## SUPPLIED RECORDS:

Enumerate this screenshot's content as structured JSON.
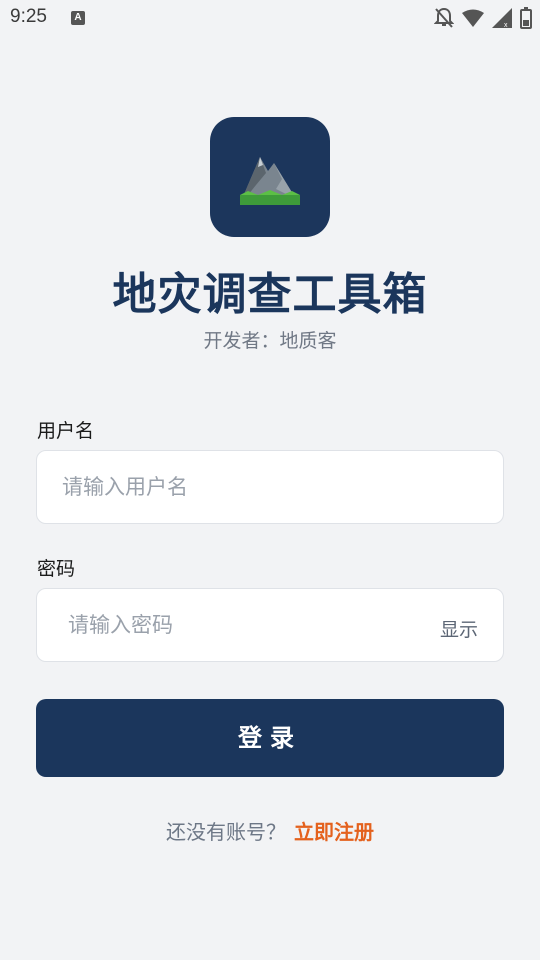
{
  "status_bar": {
    "time": "9:25",
    "notification_badge": "A",
    "icons": [
      "notifications-off-icon",
      "wifi-icon",
      "signal-icon",
      "battery-icon"
    ]
  },
  "app": {
    "title": "地灾调查工具箱",
    "developer": "开发者：地质客",
    "logo_icon": "mountain-icon"
  },
  "form": {
    "username_label": "用户名",
    "username_placeholder": "请输入用户名",
    "username_value": "",
    "password_label": "密码",
    "password_placeholder": "请输入密码",
    "password_value": "",
    "show_password_label": "显示",
    "login_button": "登录"
  },
  "footer": {
    "register_prompt": "还没有账号？",
    "register_link": "立即注册"
  },
  "colors": {
    "primary": "#1b365c",
    "accent": "#e4611d",
    "background": "#f2f3f5"
  }
}
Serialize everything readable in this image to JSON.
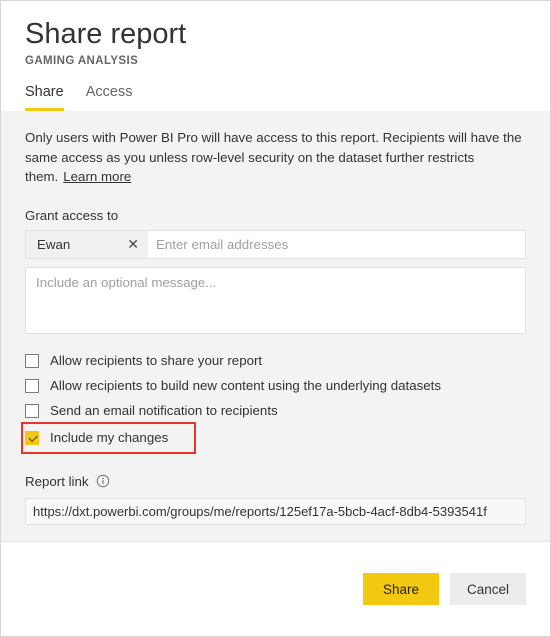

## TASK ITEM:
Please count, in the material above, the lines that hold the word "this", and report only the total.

## SOLUTION:
2